The first step in the game is to ante up (amount varies). Once everyone has anted up, the dealer shuffles and deals each player a set of cards. The player to the left of the dealer begins the betting. During the course of the hand there are usually several betting rounds. The highest hand after the last round wins the pot.

During the betting rounds, a player can call, raise or fold their hand. If a player calls, they put their chips into the pot equal to the amount of the bet. If a player raises, they must place their chips into the pot in an amount higher than the original bet. If a player folds, they remove their hand from the table and are out of the betting round until the next deal.

The next phase in the game is the flop, where three community cards are dealt face up on the table. These are cards that any player can use in their hand. After the flop, another betting round begins. Then the turn and river come, adding to the number of community cards that can be used in a hand. Finally, the showdown comes where players reveal their hands.

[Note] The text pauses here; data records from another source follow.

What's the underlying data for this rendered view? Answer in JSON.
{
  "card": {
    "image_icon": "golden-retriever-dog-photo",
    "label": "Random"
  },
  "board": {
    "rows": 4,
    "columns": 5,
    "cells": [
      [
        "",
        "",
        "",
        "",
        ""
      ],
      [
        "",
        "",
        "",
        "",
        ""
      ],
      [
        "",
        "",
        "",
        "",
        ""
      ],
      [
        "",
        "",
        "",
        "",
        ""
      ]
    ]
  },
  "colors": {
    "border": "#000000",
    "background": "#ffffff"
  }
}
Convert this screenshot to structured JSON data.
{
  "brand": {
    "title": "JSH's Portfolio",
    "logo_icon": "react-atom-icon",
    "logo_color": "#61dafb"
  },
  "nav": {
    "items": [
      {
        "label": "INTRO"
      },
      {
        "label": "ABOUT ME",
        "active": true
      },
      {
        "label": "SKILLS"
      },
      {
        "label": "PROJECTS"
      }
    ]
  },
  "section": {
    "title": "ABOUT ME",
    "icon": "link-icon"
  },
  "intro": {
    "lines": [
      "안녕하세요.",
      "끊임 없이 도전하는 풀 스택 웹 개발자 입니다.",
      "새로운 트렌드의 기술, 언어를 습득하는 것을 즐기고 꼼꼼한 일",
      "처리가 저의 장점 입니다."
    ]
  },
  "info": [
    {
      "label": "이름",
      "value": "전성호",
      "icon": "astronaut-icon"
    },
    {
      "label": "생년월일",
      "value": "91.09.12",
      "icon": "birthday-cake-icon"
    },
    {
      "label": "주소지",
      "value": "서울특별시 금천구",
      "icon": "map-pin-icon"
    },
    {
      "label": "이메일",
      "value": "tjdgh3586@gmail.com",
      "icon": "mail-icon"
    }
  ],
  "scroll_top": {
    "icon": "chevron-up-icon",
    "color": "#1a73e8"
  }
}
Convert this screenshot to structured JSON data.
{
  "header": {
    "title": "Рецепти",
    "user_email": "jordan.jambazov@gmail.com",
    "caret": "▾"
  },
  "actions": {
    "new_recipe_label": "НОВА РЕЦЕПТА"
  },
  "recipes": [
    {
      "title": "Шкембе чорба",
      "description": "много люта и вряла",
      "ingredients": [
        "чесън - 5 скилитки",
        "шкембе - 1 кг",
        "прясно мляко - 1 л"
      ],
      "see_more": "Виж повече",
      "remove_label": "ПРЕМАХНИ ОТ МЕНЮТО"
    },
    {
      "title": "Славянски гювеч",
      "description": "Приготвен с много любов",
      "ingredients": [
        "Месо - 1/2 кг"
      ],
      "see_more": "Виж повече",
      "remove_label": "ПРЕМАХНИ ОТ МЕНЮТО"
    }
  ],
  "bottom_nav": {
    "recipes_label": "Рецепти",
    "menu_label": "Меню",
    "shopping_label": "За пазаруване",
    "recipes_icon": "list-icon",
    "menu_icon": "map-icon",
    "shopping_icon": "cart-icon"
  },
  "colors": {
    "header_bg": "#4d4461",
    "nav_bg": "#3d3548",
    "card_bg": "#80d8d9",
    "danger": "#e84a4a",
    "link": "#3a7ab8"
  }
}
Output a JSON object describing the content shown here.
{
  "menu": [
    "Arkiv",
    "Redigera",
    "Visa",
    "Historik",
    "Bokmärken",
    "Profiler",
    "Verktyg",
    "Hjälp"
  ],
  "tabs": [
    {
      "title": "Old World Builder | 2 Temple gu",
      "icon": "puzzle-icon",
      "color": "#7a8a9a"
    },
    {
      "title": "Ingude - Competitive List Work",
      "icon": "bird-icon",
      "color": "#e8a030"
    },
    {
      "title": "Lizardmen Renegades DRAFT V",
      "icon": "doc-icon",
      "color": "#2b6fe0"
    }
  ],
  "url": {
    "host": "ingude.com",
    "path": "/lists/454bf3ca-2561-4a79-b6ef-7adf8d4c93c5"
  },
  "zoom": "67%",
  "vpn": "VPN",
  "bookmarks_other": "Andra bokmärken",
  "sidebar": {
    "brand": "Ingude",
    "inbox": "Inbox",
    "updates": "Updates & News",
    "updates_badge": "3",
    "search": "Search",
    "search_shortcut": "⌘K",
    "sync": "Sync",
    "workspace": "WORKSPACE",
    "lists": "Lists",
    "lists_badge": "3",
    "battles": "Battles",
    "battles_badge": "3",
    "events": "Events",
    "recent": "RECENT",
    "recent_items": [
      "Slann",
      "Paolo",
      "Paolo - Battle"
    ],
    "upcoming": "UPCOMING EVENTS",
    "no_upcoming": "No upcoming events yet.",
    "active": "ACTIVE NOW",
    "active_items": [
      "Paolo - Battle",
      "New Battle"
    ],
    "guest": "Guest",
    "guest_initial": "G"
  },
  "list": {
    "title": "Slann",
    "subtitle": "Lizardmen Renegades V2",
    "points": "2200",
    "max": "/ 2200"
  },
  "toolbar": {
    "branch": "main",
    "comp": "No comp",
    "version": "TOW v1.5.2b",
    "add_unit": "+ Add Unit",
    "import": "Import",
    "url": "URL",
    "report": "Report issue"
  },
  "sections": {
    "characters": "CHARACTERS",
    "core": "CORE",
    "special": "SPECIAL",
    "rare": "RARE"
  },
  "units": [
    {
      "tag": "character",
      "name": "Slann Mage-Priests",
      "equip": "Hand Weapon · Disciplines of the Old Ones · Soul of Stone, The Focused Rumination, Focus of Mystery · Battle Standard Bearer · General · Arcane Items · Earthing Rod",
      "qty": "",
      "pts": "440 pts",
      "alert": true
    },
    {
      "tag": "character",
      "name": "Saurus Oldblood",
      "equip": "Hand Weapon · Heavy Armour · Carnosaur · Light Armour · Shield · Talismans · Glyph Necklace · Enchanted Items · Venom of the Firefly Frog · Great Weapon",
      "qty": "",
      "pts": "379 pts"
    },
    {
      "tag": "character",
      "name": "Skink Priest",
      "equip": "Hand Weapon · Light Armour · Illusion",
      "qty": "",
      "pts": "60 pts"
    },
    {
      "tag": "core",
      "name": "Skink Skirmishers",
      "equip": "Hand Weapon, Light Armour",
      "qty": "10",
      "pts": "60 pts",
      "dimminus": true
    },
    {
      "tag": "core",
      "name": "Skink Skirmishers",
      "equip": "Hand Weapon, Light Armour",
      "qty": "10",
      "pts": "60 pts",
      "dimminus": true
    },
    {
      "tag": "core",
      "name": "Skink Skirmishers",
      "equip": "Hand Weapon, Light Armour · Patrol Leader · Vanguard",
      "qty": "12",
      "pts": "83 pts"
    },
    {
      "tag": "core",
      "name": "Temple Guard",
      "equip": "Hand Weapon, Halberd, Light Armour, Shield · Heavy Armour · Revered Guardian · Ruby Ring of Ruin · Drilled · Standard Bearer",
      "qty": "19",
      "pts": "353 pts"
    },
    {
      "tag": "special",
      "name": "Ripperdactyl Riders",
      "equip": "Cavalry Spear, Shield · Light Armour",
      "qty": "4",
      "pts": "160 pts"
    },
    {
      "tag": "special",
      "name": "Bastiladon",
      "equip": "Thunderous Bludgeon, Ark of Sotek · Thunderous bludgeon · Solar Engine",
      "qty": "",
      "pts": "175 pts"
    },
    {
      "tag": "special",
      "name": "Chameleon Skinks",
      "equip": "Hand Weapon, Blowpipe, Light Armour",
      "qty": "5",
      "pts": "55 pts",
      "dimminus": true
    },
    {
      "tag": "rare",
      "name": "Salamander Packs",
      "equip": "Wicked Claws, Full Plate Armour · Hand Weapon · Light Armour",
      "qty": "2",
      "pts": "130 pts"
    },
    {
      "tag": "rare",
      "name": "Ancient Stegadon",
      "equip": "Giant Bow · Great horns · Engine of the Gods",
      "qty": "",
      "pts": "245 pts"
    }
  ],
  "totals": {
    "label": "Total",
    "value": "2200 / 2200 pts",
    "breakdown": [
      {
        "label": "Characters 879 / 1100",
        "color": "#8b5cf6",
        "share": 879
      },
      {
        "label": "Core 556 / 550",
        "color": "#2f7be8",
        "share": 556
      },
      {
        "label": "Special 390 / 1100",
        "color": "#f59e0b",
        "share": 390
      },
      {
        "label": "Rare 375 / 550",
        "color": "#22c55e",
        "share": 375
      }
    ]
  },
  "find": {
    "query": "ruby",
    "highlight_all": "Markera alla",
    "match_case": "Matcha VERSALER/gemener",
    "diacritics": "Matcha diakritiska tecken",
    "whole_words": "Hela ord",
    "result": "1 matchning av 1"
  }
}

The best five-card hand wins.

Learning to play poker is not easy, it takes time and dedication. However, it is worth the effort because it teaches you valuable life lessons. For example, it teaches you how to handle losing and how to learn from your mistakes. It also teaches you how to be patient and focus on the long-term goal.

Poker is a great way to develop your critical thinking and analytical skills. It requires you to analyze a situation and make decisions on the fly. The more you play, the better you will get at it. It also helps you develop your mathematical skills by teaching you how to calculate probabilities and odds. Additionally, it improves your emotional stability in stressful situations. It is important to be able to remain calm and think quickly when faced with a difficult decision. This can help you in your career and personal life. The more you play, the better you’ll become at making decisions and identifying opportunities in your business.